The film is based on the short story Saying Goodbye to Yang by Alexander Weinstein, and Kogonada explained that he was instantly fascinated by the tale when he read it – even though he wasn't initially sure he could make it into a film.
"I just thought this is the kind of sci-fi I would do," he explained. "Which was very grounded, very sort of lo-fi.
"But I didn't think about it like, 'Oh, this is my next film.' I just thought, I really love this story. And then I just took the opportunity to make a kind of sci-fi that I wanted to exist in the world – so it reflects a lot of my own sensibilities."
According to Min, it was precisely this unique approach to sci-fi that really attracted him to the role.
"As soon as I saw the cover page [of the script] with Kogonada's name on it, I was like, 'Oh, I know, this is going to be good.' Because I had been a fan of his visual essays and I'd loved [his previous film] Columbus.
"I was also intrigued because I was like, he's doing something in the sci-fi space, which I wouldn't necessarily attribute his work to. So I read it, and I was immediately blown away and just really taken by its quiet simplicity and confidence in that simplicity, and the things that it explored.
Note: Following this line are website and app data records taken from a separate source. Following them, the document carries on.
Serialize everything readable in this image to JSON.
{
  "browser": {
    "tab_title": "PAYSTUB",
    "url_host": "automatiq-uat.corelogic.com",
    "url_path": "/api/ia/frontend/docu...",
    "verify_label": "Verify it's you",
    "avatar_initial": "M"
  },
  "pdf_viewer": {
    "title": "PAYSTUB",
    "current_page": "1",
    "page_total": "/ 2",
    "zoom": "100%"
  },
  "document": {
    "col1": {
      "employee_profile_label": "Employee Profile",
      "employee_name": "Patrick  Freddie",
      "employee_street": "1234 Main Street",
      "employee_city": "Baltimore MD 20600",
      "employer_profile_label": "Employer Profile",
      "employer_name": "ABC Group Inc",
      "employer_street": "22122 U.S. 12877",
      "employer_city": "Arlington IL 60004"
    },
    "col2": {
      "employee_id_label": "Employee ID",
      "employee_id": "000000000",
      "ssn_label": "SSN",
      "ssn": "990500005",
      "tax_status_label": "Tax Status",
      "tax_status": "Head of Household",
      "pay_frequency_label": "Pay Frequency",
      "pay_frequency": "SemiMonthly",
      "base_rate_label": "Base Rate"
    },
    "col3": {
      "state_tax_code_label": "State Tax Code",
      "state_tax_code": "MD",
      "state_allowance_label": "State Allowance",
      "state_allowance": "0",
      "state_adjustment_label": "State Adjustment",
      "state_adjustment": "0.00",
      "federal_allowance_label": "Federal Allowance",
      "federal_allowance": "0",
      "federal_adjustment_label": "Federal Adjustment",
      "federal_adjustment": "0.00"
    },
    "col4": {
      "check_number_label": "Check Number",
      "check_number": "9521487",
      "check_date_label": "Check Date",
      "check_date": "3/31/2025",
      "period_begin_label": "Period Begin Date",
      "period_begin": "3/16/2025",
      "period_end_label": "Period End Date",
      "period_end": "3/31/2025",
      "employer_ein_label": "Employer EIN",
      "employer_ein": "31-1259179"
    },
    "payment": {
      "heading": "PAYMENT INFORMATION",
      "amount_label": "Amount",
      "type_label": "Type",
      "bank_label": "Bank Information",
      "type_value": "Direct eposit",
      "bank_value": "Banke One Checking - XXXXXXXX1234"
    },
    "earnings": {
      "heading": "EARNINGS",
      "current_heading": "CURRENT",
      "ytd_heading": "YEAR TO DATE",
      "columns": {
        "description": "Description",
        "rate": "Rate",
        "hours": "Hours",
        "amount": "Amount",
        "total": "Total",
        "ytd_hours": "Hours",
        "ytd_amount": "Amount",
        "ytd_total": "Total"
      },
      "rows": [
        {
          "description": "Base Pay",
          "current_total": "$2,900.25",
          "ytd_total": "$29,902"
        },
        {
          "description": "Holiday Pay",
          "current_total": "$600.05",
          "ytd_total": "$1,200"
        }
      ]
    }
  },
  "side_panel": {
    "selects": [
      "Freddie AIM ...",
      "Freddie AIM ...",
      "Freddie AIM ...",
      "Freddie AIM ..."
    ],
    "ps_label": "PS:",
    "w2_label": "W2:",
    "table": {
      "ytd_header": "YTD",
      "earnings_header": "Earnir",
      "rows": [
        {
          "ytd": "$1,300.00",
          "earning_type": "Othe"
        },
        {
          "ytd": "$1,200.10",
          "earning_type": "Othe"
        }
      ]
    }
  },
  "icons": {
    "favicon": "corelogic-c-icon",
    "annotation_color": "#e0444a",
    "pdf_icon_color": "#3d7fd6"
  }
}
"And I was also very taken that it was this interesting take on sci-fi in a way that you don't often see."
After Yang is showing in select cinemas and is streaming on Sky Cinema and NOW – find out more about how to sign up to Sky Cinema. Looking for something to watch? Check out our Movies hub or plan your viewing with our TV Guide.